> Task objective
Set the records down again exactly, apart from any pictures in them.

--

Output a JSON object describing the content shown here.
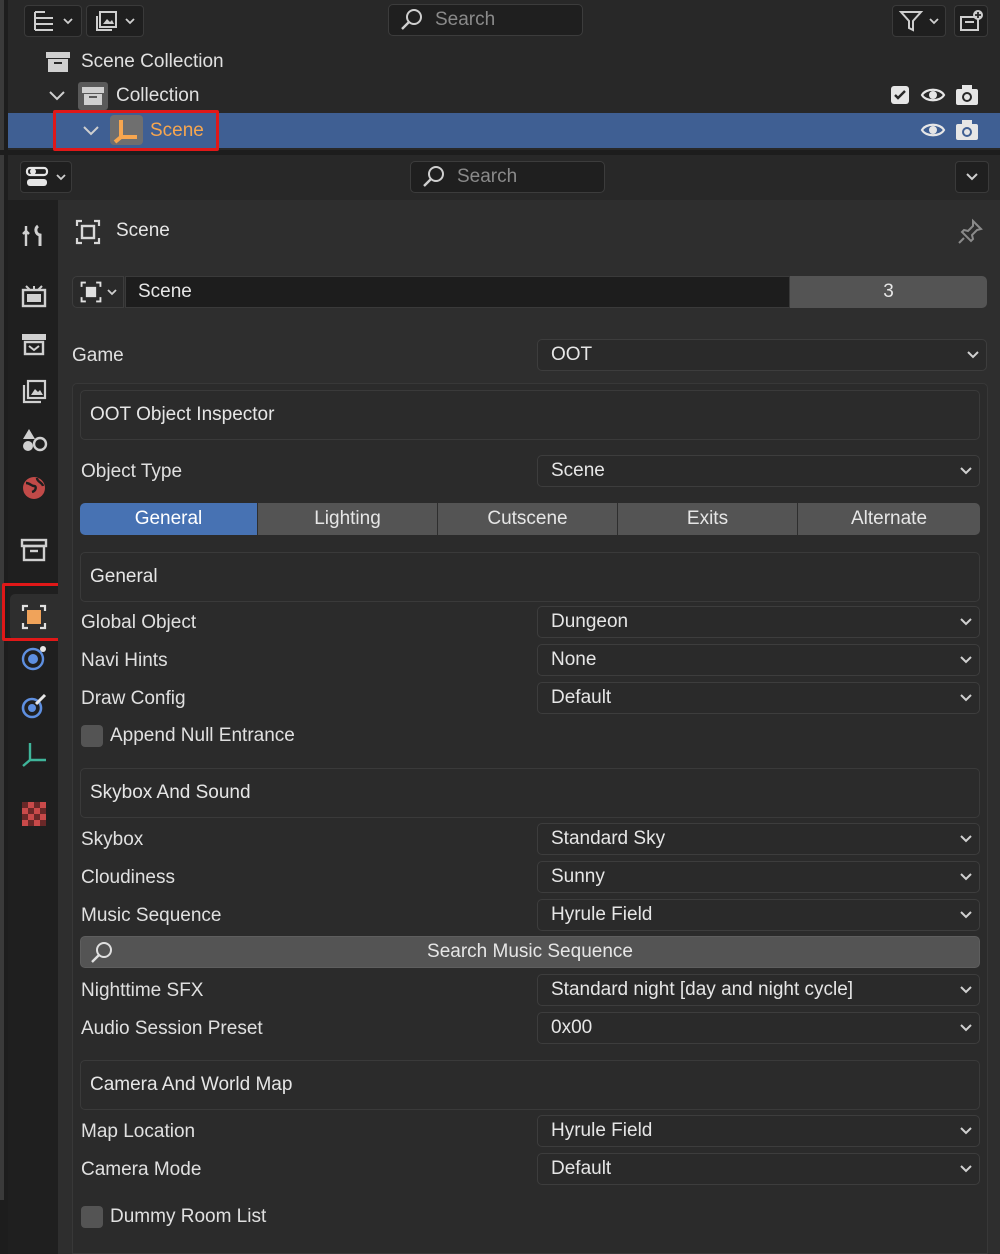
{
  "outliner": {
    "search_placeholder": "Search",
    "tree": [
      {
        "label": "Scene Collection"
      },
      {
        "label": "Collection"
      },
      {
        "label": "Scene"
      }
    ]
  },
  "properties": {
    "search_placeholder": "Search",
    "context_title": "Scene",
    "datablock": {
      "name": "Scene",
      "users": "3"
    },
    "game": {
      "label": "Game",
      "value": "OOT"
    },
    "inspector": {
      "title": "OOT Object Inspector",
      "object_type": {
        "label": "Object Type",
        "value": "Scene"
      },
      "tabs": [
        "General",
        "Lighting",
        "Cutscene",
        "Exits",
        "Alternate"
      ],
      "active_tab": "General"
    },
    "general": {
      "title": "General",
      "global_object": {
        "label": "Global Object",
        "value": "Dungeon"
      },
      "navi_hints": {
        "label": "Navi Hints",
        "value": "None"
      },
      "draw_config": {
        "label": "Draw Config",
        "value": "Default"
      },
      "append_null_entrance": {
        "label": "Append Null Entrance",
        "checked": false
      }
    },
    "skybox_sound": {
      "title": "Skybox And Sound",
      "skybox": {
        "label": "Skybox",
        "value": "Standard Sky"
      },
      "cloudiness": {
        "label": "Cloudiness",
        "value": "Sunny"
      },
      "music_sequence": {
        "label": "Music Sequence",
        "value": "Hyrule Field"
      },
      "search_music_button": "Search Music Sequence",
      "nighttime_sfx": {
        "label": "Nighttime SFX",
        "value": "Standard night [day and night cycle]"
      },
      "audio_session_preset": {
        "label": "Audio Session Preset",
        "value": "0x00"
      }
    },
    "camera_world_map": {
      "title": "Camera And World Map",
      "map_location": {
        "label": "Map Location",
        "value": "Hyrule Field"
      },
      "camera_mode": {
        "label": "Camera Mode",
        "value": "Default"
      }
    },
    "dummy_room_list": {
      "label": "Dummy Room List",
      "checked": false
    }
  },
  "colors": {
    "selection": "#3f5f93",
    "active_tab": "#4772b3",
    "highlight_red": "#e01818",
    "scene_label": "#f7a64f"
  }
}
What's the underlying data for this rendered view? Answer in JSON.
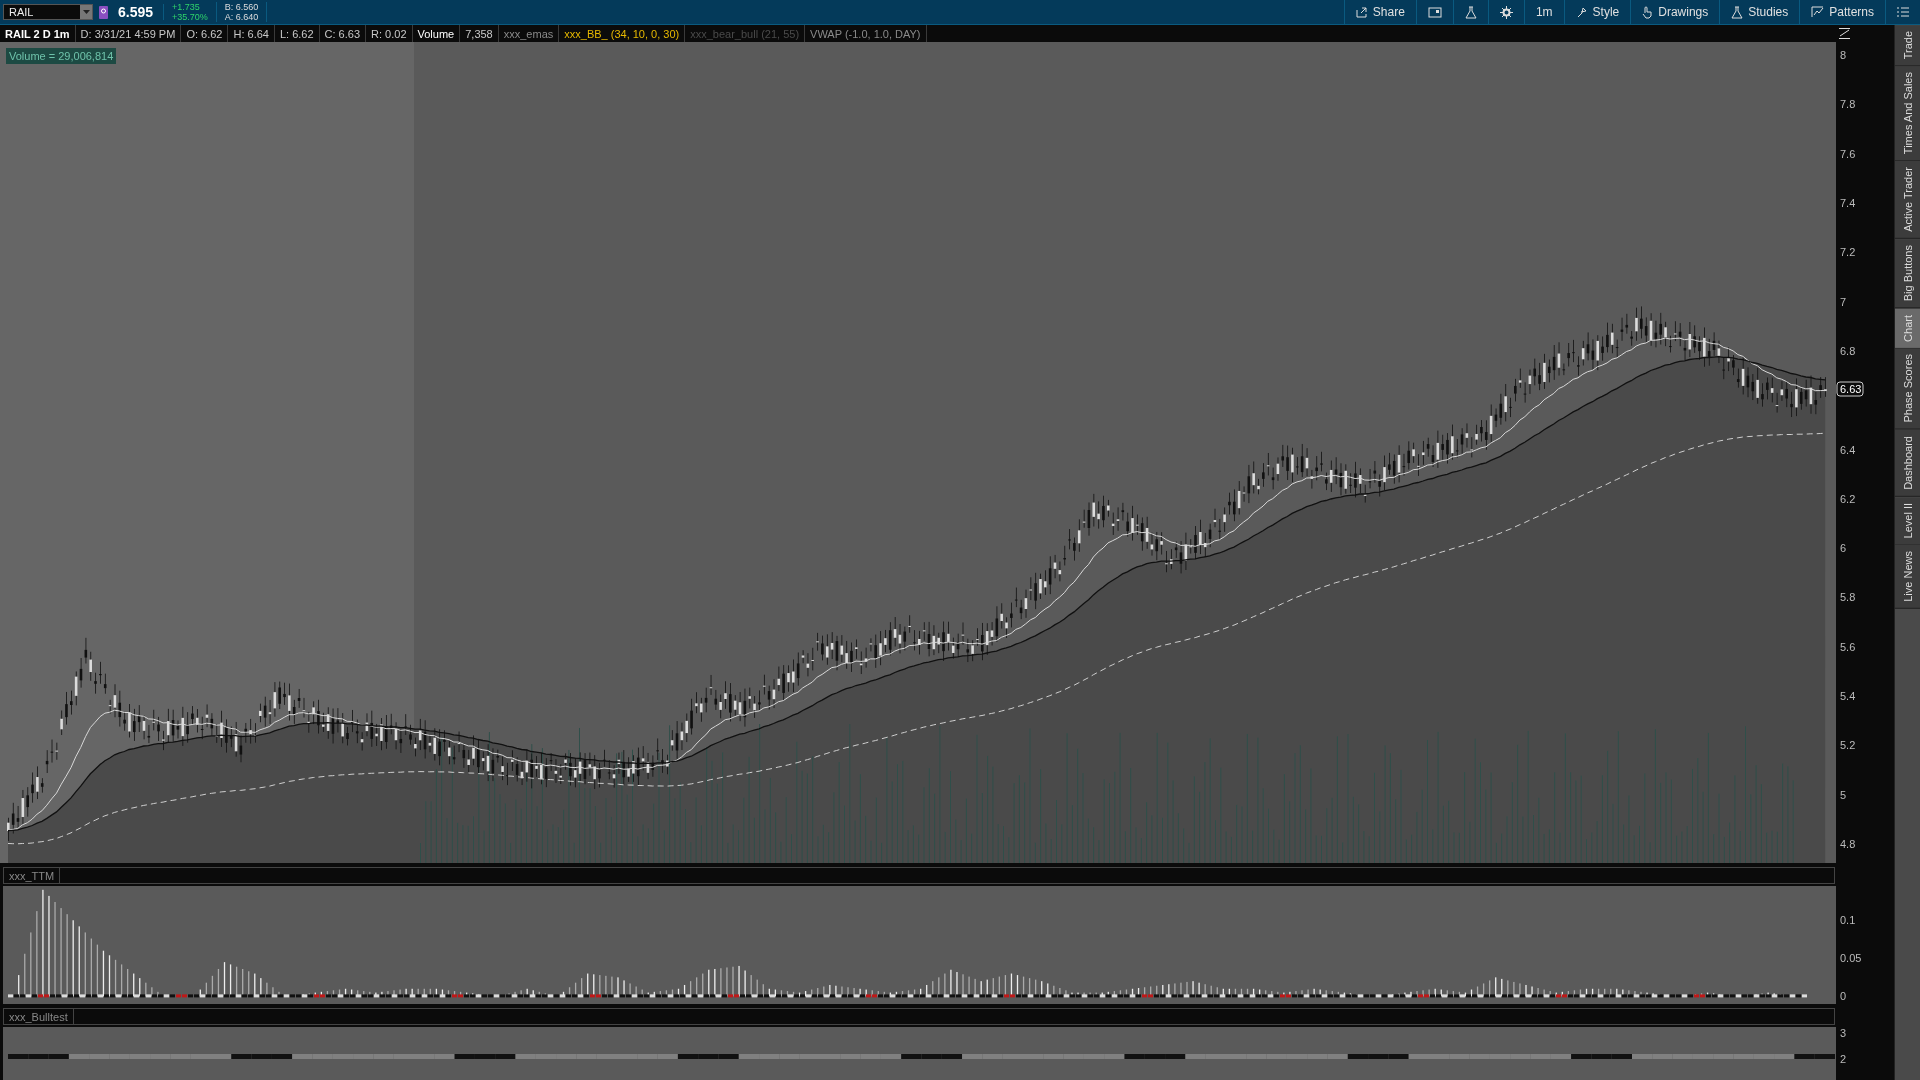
{
  "top_bar": {
    "symbol": "RAIL",
    "last_price": "6.595",
    "change": "+1.735",
    "change_percent": "+35.70%",
    "bid": "B: 6.560",
    "ask": "A: 6.640",
    "toolbar": [
      {
        "kind": "labeled",
        "label": "Share"
      },
      {
        "kind": "icon"
      },
      {
        "kind": "icon"
      },
      {
        "kind": "icon"
      },
      {
        "kind": "labeled",
        "label": "1m"
      },
      {
        "kind": "labeled",
        "label": "Style"
      },
      {
        "kind": "labeled",
        "label": "Drawings"
      },
      {
        "kind": "labeled",
        "label": "Studies"
      },
      {
        "kind": "labeled",
        "label": "Patterns"
      },
      {
        "kind": "icon"
      }
    ]
  },
  "chart_header": [
    {
      "text": "RAIL 2 D 1m",
      "kind": "title"
    },
    {
      "text": "D: 3/31/21 4:59 PM",
      "kind": "value"
    },
    {
      "text": "O: 6.62",
      "kind": "value"
    },
    {
      "text": "H: 6.64",
      "kind": "value"
    },
    {
      "text": "L: 6.62",
      "kind": "value"
    },
    {
      "text": "C: 6.63",
      "kind": "value"
    },
    {
      "text": "R: 0.02",
      "kind": "value"
    },
    {
      "text": "Volume",
      "kind": "label"
    },
    {
      "text": "7,358",
      "kind": "value"
    },
    {
      "text": "xxx_emas",
      "kind": "study"
    },
    {
      "text": "xxx_BB_ (34, 10, 0, 30)",
      "kind": "highlight"
    },
    {
      "text": "xxx_bear_bull (21, 55)",
      "kind": "hidden"
    },
    {
      "text": "VWAP (-1.0, 1.0, DAY)",
      "kind": "study"
    }
  ],
  "price_panel": {
    "volume_label": "Volume = 29,006,814",
    "last_price_tag": "6.63",
    "axis_labels": [
      "8",
      "7.8",
      "7.6",
      "7.4",
      "7.2",
      "7",
      "6.8",
      "6.4",
      "6.2",
      "6",
      "5.8",
      "5.6",
      "5.4",
      "5.2",
      "5",
      "4.8"
    ]
  },
  "ttm_panel": {
    "title": "xxx_TTM",
    "axis_labels": [
      "0.1",
      "0.05",
      "0"
    ]
  },
  "bulltest_panel": {
    "title": "xxx_Bulltest",
    "axis_labels": [
      "3",
      "2"
    ]
  },
  "side_tabs": [
    {
      "label": "Trade",
      "selected": false
    },
    {
      "label": "Times And Sales",
      "selected": false
    },
    {
      "label": "Active Trader",
      "selected": false
    },
    {
      "label": "Big Buttons",
      "selected": false
    },
    {
      "label": "Chart",
      "selected": true
    },
    {
      "label": "Phase Scores",
      "selected": false
    },
    {
      "label": "Dashboard",
      "selected": false
    },
    {
      "label": "Level II",
      "selected": false
    },
    {
      "label": "Live News",
      "selected": false
    }
  ]
}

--

> Output of the task
Output a JSON object describing the content shown here.
{
  "outliner": {
    "search_placeholder": "Search",
    "tree": [
      {
        "label": "Scene Collection"
      },
      {
        "label": "Collection"
      },
      {
        "label": "Scene"
      }
    ]
  },
  "properties": {
    "search_placeholder": "Search",
    "context_title": "Scene",
    "datablock": {
      "name": "Scene",
      "users": "3"
    },
    "game": {
      "label": "Game",
      "value": "OOT"
    },
    "inspector": {
      "title": "OOT Object Inspector",
      "object_type": {
        "label": "Object Type",
        "value": "Scene"
      },
      "tabs": [
        "General",
        "Lighting",
        "Cutscene",
        "Exits",
        "Alternate"
      ],
      "active_tab": "General"
    },
    "general": {
      "title": "General",
      "global_object": {
        "label": "Global Object",
        "value": "Dungeon"
      },
      "navi_hints": {
        "label": "Navi Hints",
        "value": "None"
      },
      "draw_config": {
        "label": "Draw Config",
        "value": "Default"
      },
      "append_null_entrance": {
        "label": "Append Null Entrance",
        "checked": false
      }
    },
    "skybox_sound": {
      "title": "Skybox And Sound",
      "skybox": {
        "label": "Skybox",
        "value": "Standard Sky"
      },
      "cloudiness": {
        "label": "Cloudiness",
        "value": "Sunny"
      },
      "music_sequence": {
        "label": "Music Sequence",
        "value": "Hyrule Field"
      },
      "search_music_button": "Search Music Sequence",
      "nighttime_sfx": {
        "label": "Nighttime SFX",
        "value": "Standard night [day and night cycle]"
      },
      "audio_session_preset": {
        "label": "Audio Session Preset",
        "value": "0x00"
      }
    },
    "camera_world_map": {
      "title": "Camera And World Map",
      "map_location": {
        "label": "Map Location",
        "value": "Hyrule Field"
      },
      "camera_mode": {
        "label": "Camera Mode",
        "value": "Default"
      }
    },
    "dummy_room_list": {
      "label": "Dummy Room List",
      "checked": false
    }
  },
  "colors": {
    "selection": "#3f5f93",
    "active_tab": "#4772b3",
    "highlight_red": "#e01818",
    "scene_label": "#f7a64f"
  }
}
What's the underlying data for this rendered view? Answer in JSON.
{
  "top_bar": {
    "symbol": "RAIL",
    "last_price": "6.595",
    "change": "+1.735",
    "change_percent": "+35.70%",
    "bid": "B: 6.560",
    "ask": "A: 6.640",
    "toolbar": [
      {
        "kind": "labeled",
        "label": "Share"
      },
      {
        "kind": "icon"
      },
      {
        "kind": "icon"
      },
      {
        "kind": "icon"
      },
      {
        "kind": "labeled",
        "label": "1m"
      },
      {
        "kind": "labeled",
        "label": "Style"
      },
      {
        "kind": "labeled",
        "label": "Drawings"
      },
      {
        "kind": "labeled",
        "label": "Studies"
      },
      {
        "kind": "labeled",
        "label": "Patterns"
      },
      {
        "kind": "icon"
      }
    ]
  },
  "chart_header": [
    {
      "text": "RAIL 2 D 1m",
      "kind": "title"
    },
    {
      "text": "D: 3/31/21 4:59 PM",
      "kind": "value"
    },
    {
      "text": "O: 6.62",
      "kind": "value"
    },
    {
      "text": "H: 6.64",
      "kind": "value"
    },
    {
      "text": "L: 6.62",
      "kind": "value"
    },
    {
      "text": "C: 6.63",
      "kind": "value"
    },
    {
      "text": "R: 0.02",
      "kind": "value"
    },
    {
      "text": "Volume",
      "kind": "label"
    },
    {
      "text": "7,358",
      "kind": "value"
    },
    {
      "text": "xxx_emas",
      "kind": "study"
    },
    {
      "text": "xxx_BB_ (34, 10, 0, 30)",
      "kind": "highlight"
    },
    {
      "text": "xxx_bear_bull (21, 55)",
      "kind": "hidden"
    },
    {
      "text": "VWAP (-1.0, 1.0, DAY)",
      "kind": "study"
    }
  ],
  "price_panel": {
    "volume_label": "Volume = 29,006,814",
    "last_price_tag": "6.63",
    "axis_labels": [
      "8",
      "7.8",
      "7.6",
      "7.4",
      "7.2",
      "7",
      "6.8",
      "6.4",
      "6.2",
      "6",
      "5.8",
      "5.6",
      "5.4",
      "5.2",
      "5",
      "4.8"
    ]
  },
  "ttm_panel": {
    "title": "xxx_TTM",
    "axis_labels": [
      "0.1",
      "0.05",
      "0"
    ]
  },
  "bulltest_panel": {
    "title": "xxx_Bulltest",
    "axis_labels": [
      "3",
      "2"
    ]
  },
  "side_tabs": [
    {
      "label": "Trade",
      "selected": false
    },
    {
      "label": "Times And Sales",
      "selected": false
    },
    {
      "label": "Active Trader",
      "selected": false
    },
    {
      "label": "Big Buttons",
      "selected": false
    },
    {
      "label": "Chart",
      "selected": true
    },
    {
      "label": "Phase Scores",
      "selected": false
    },
    {
      "label": "Dashboard",
      "selected": false
    },
    {
      "label": "Level II",
      "selected": false
    },
    {
      "label": "Live News",
      "selected": false
    }
  ]
}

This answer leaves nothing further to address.